Also, the tone of the game’s incredibly inconsistent: it seems like some of the NPCs are completely unaware that the world’s about to end, requesting you to find them dates, locate missing pets or retrieve lost toys. At times, there’s almost a festive environment which seems woefully inappropriate for a world that’s about to end. Shouldn’t those people be living their lives at their fullest instead of being so concerned with dates or missing items? Also, you can tell just by looking at the NPCs that not a lot of effort went into making them since they’re badly designed and completely forgettable. On top of that, the main characters are poorly developed to the point that after playing the game for more than 30 hours, I feel like I know little to next to nothing about Lightning. Whenever I think about classic Final Fantasy, I can remember details about Cloud Strife, Squall Leonhart or Yuna which is more than I can say about Lightning, someone I easily spent around 100 hours with and I can’t, for the life of me, remember if she has a last name or not.

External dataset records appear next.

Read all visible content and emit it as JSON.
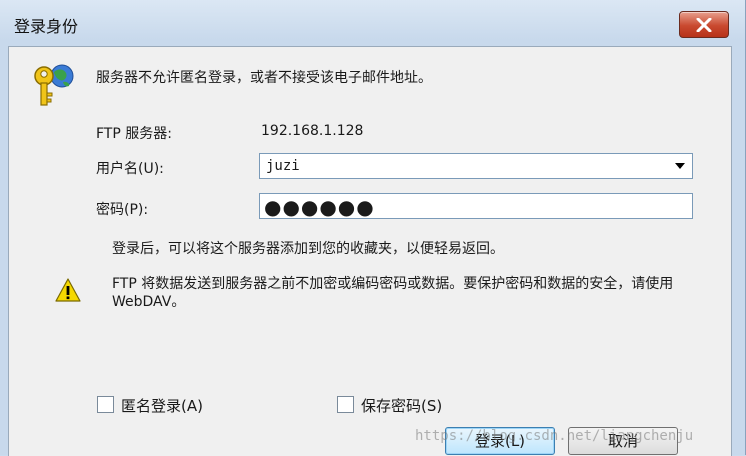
{
  "window": {
    "title": "登录身份",
    "close_label": "关闭"
  },
  "message": "服务器不允许匿名登录，或者不接受该电子邮件地址。",
  "form": {
    "server_label": "FTP 服务器:",
    "server_value": "192.168.1.128",
    "username_label": "用户名(U):",
    "username_value": "juzi",
    "password_label": "密码(P):",
    "password_value": "●●●●●●"
  },
  "note": "登录后，可以将这个服务器添加到您的收藏夹，以便轻易返回。",
  "warning": "FTP 将数据发送到服务器之前不加密或编码密码或数据。要保护密码和数据的安全，请使用 WebDAV。",
  "checkboxes": {
    "anonymous_label": "匿名登录(A)",
    "anonymous_checked": false,
    "save_password_label": "保存密码(S)",
    "save_password_checked": false
  },
  "buttons": {
    "login_label": "登录(L)",
    "cancel_label": "取消"
  },
  "watermark": "https://blog.csdn.net/liangchenju",
  "colors": {
    "titlebar": "#dbe7f4",
    "client_bg": "#f0f0f0",
    "close_button": "#c9492f",
    "warning_yellow": "#f5d800"
  }
}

Completing quests was also underwhelming and not necessarily because some of them were boring or poorly designed, but because there’s so much repetition involved. At times, Lightning Returns resembles the structure of an MMO where you complete trivial and forgettable mission after mission. In other words, you follow a marker on a map or you access the menu to see the mission list and you complete one after the other until the day is over and then, you do it all over again.
And then there are technical issues. When the action heats up, Lightning Returns’ framerate seems to be in the single digits and while this doesn’t make the game unplayable, it makes the experience feel sloppy and amateurish. And that’s a shame because Lightning Returns’ setting are a spectacle to behold and you can’t help but gawk at certain environments. A convincing effect that wears off when everything slows down to a crawl.
The combat might be one of the best parts about the game, but I have to say that some enemies are tricky even on the lowest difficulty setting. Figuring out how to defeat some of the bosses without using resources like walkthroughs or videos is remarkably difficult because you have so many elements at your disposal and because certain battles require something specific from you. There were only a couple of instances where I had to look up what I had to do, but it’s a shame to make it to the end of the game to then face the final challenge and realize that you may be unprepared even when you completed most of the missions the game has to offer.
Lightning Returns is an uneven title. Some of the ideas the game introduces have so much potential that when you see it all goes to waste, you can’t help but to feel sorry for it. When I started playing, I was expecting to lose myself in a spectacularly designed world with memorable characters, satisfying combat and entertaining quests, but I wasn’t expecting an uninspired JRPG that hits more than it misses.